Yes you can!

A paintbrush in the hands of an artist can help illustrate a vision, while someone else might just make a gooey mess of paint. The brush is a tool, while the resulting product is a work of the artist. Although some will hate it, and others cannot live without it, legal technology is actually little more than a modern tool, as well.

Anyone practicing law or involved with legal technology in some form for the past few years has seen some changes. Attorneys can now pick a jury, do legal research, and even present evidence in the courtroom with an iPad or laptop. Just a few years ago, when we left the war room for a day in trial, we also left behind all access to the outside world. Now, I panic if I have a momentary loss of email connectivity in the courtroom.

Fortunately, there is no rule that says you have to become an artist or master at everything. As an attorney however, you do have a responsibility to represent your client in the best possible manner, which might mean bringing in that artist when your client is demanding a masterpiece.

Model Rules of Professional Conduct Rule 1.1 suggests potential professional and ethical risks for failure to do so in Comment 8: 

Maintaining Competence

[8]  To maintain the requisite knowledge and skill, a lawyer should keep abreast of changes in the law and its practice, including the benefits and risks associated with relevant technology, engage in continuing study and education and comply with all continuing legal education requirements to which the lawyer is subject.

This suggests that if you lose your trial using hard copy documents while opposing counsel used trial presentation technology, your client might now have grounds to become the Plaintiff in your own malpractice case.
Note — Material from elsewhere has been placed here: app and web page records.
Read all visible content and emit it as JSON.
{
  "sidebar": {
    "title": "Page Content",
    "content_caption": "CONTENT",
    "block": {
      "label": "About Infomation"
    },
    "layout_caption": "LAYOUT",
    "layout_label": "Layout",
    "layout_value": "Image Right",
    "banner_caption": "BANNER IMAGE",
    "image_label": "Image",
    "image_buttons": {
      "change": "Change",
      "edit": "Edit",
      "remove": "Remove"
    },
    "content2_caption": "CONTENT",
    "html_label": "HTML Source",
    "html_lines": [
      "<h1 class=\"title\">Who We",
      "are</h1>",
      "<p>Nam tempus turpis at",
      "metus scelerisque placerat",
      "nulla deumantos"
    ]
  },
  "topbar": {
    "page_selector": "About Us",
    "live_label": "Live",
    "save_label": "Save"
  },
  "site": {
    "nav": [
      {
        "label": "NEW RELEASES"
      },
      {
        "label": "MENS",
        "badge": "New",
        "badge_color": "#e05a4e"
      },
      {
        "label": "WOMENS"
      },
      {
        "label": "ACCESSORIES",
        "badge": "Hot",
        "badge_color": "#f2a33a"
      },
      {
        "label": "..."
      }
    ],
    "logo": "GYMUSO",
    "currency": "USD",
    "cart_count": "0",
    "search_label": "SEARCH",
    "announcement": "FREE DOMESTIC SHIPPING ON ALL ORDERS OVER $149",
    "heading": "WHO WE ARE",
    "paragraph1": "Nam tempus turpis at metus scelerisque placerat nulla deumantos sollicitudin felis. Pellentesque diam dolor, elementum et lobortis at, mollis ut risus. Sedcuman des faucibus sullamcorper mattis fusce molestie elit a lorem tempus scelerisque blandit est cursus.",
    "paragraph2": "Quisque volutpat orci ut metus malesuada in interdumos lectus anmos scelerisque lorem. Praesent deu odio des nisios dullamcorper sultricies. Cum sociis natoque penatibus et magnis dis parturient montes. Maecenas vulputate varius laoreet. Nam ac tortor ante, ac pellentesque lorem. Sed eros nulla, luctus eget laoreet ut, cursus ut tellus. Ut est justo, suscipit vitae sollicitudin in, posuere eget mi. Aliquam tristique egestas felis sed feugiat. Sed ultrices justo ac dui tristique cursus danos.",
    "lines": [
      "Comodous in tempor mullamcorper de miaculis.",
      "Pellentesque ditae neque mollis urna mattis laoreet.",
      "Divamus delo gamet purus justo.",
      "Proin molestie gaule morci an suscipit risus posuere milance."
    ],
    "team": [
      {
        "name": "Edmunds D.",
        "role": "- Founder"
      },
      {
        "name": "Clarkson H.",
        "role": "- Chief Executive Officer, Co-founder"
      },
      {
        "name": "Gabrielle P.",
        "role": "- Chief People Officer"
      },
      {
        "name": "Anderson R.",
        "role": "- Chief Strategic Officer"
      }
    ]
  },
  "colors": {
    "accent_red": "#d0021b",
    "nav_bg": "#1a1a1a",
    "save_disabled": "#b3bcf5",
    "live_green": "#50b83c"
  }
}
With so much information available on the topic, it would be hard to convince anyone you had a good reason for not using it, unless your client had specifically rejected the proposal.
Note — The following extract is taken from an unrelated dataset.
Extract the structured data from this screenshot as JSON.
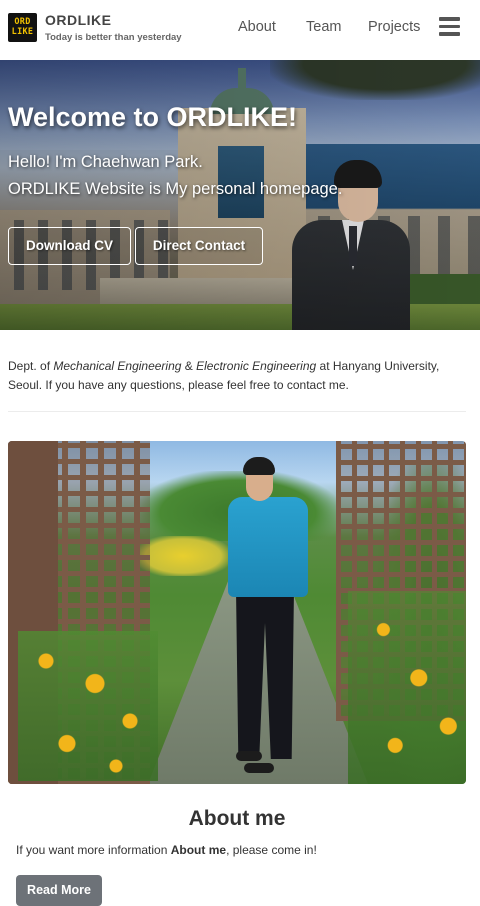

Now this doesn’t mean that you must personally become the tech guru. Some attorneys have embraced technology and are able to do it all on their own. Others have realized that it would be better for them to focus their energy on the case, and let someone else handle the technology support. Either way, it’s not a good idea to ignore it. 

Litigation-Tech LLC has been named again as one of California's Best Courtroom Presentation Providers in The Recorder's Best Of 2016. If you have some paint, give us a call!

1 comment:

  1. A picture is worth a thousand words--this is especially true in a courtroom. Complicated legal ideas are better understood with a picture than just words.